The Rev. John Wandless, who knew the power of hope, gave hope to hundreds of young Kansas City men.
Wandless, 79, died on Wednesday.
As a Roman Catholic priest and founder of the Urban Ranger Corps, a Kansas City nonprofit community service organization, Wandless provided work, recognition and visions of a viable future to teenagers considered at-risk.
“He saw such a need,” said Julie Wandless Thompson, one of Wandless’ two children.
Sign Up and Save
Get six months of free digital access to The Kansas City Star
“When he decided to become a priest, he told the bishop he wanted to help disadvantaged youth.”
After graduating from high school in his native Pittsburgh in 1954 and serving in the U.S. Navy for four years, Wandless enrolled at what’s now Rockhurst University.
There he met Jane O’Neil, whom he married in 1962. They reared two children while he founded and operated Cactus Software, which tracked physician credentials for hospitals and health organizations.
In 1991 Jane Wandless died from lymphoma.
“My father was not prepared for her death,” Thompson said. “When she died he was so grief-stricken he didn’t know what to do.”
Although friends brought food to Wandless’ home, he found himself especially comforted by the solace brought by several Roman Catholic priests. “He said the priests were the ones who offered him the most hope,” Thompson said.

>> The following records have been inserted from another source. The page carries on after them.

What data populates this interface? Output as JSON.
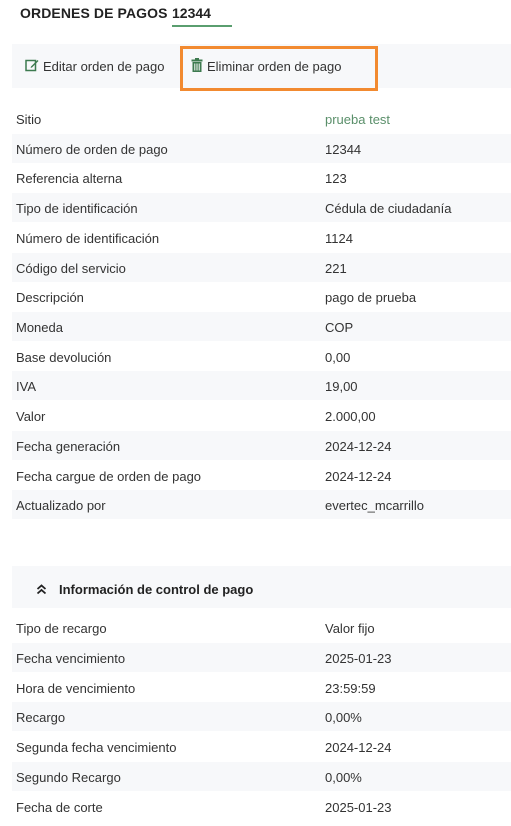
{
  "header": {
    "title": "ORDENES DE PAGOS",
    "order_number": "12344"
  },
  "toolbar": {
    "edit_label": "Editar orden de pago",
    "delete_label": "Eliminar orden de pago"
  },
  "details": [
    {
      "label": "Sitio",
      "value": "prueba test"
    },
    {
      "label": "Número de orden de pago",
      "value": "12344"
    },
    {
      "label": "Referencia alterna",
      "value": "123"
    },
    {
      "label": "Tipo de identificación",
      "value": "Cédula de ciudadanía"
    },
    {
      "label": "Número de identificación",
      "value": "1124"
    },
    {
      "label": "Código del servicio",
      "value": "221"
    },
    {
      "label": "Descripción",
      "value": "pago de prueba"
    },
    {
      "label": "Moneda",
      "value": "COP"
    },
    {
      "label": "Base devolución",
      "value": "0,00"
    },
    {
      "label": "IVA",
      "value": "19,00"
    },
    {
      "label": "Valor",
      "value": "2.000,00"
    },
    {
      "label": "Fecha generación",
      "value": "2024-12-24"
    },
    {
      "label": "Fecha cargue de orden de pago",
      "value": "2024-12-24"
    },
    {
      "label": "Actualizado por",
      "value": "evertec_mcarrillo"
    }
  ],
  "control_section": {
    "title": "Información de control de pago",
    "rows": [
      {
        "label": "Tipo de recargo",
        "value": "Valor fijo"
      },
      {
        "label": "Fecha vencimiento",
        "value": "2025-01-23"
      },
      {
        "label": "Hora de vencimiento",
        "value": "23:59:59"
      },
      {
        "label": "Recargo",
        "value": "0,00%"
      },
      {
        "label": "Segunda fecha vencimiento",
        "value": "2024-12-24"
      },
      {
        "label": "Segundo Recargo",
        "value": "0,00%"
      },
      {
        "label": "Fecha de corte",
        "value": "2025-01-23"
      }
    ]
  },
  "colors": {
    "accent": "#5a9e6f",
    "highlight": "#f28a30",
    "stripe": "#f7f8fa"
  }
}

“He decided that being a priest was something he wanted to do, to give that hope and comfort to others.”
Many widowed men, especially in recent years, have become Catholic priests through a process that requires the blessing of local church authorities.
“Dad went to the bishop and told him that this would be a good deal for both them and him,” Thompson said. His two children were grown, he said, and his software business had given him financial independence.
With the approval of the Catholic Diocese of Kansas City-St. Joseph, Wandless began studying for the priesthood. He was ordained a priest not long after receiving his master’s of divinity degree from the Jesuit School of Theology in Berkeley, Calif., in 1997.
He served in several diocesan churches before being assigned to St. Louis Parish, 5930 Swope Parkway.
During the 1960s Wandless had been a foot soldier in the federal government’s War on Poverty, working for the Office of Economic Opportunity in Kansas City. Decades later, at his southeast Kansas City parish, he encountered young men with little economic opportunity in their own neighborhood.
In 2005 Wandless founded and funded the Urban Ranger Corps. The summer program enrolled young men ages 14 through 18 and taught them home repair and painting skills. For many, it was their first paying job.
The corps emphasized punctuality, respectful speech and patriotism. Rangers wore matching t-shirts, attended morning flag-raising ceremonies and participated in marching drills.
“Dad loved the military,” Thompson said. “Our family had its own flag-raising ceremony every Fourth of July.”
Wandless later retired as a priest but the Urban Ranger Corps continued. Since its founding the program has served more than 500 young men. During the 2014-2015 school year, rangers completed more than 1,000 volunteer hours across the Kansas City metro area.
Wandless retired as organization president in 2012. The following year the corps expanded its model to include boys entering the seventh and eighth grades. Currently 107 young men ages 12 to 18 are enrolled.
All rangers in their final year of high school have graduated on time, according to corps administrators.
“I honestly don’t know where I would be without the program,” said Robert Days, who enrolled with the corps in 2007 at age 15.
Days, who graduated this year from the University of Missouri in Columbia with a bachelor’s degree in business administration and today works as a retail sales consultant for AT&T, served as a ranger corps mentor and team leader this past summer.
“It was my first job, and being able to make money at that age helped prepare me for life,” Days said.
Wandless’ program served as a portal through which young men without opportunity gained access to it, said the Rev. Charles Rowe, Kansas City-St. Joseph diocese vicar general.
“John embraced people who were at the margins, the poor and the underprivileged,” Rowe said.
“He took seriously Christ’s call to reach out to folks in need. His work with the Urban Rangers was the most visible expression of his solicitude for those down and out — giving them a hand up so they can stand up on their own.”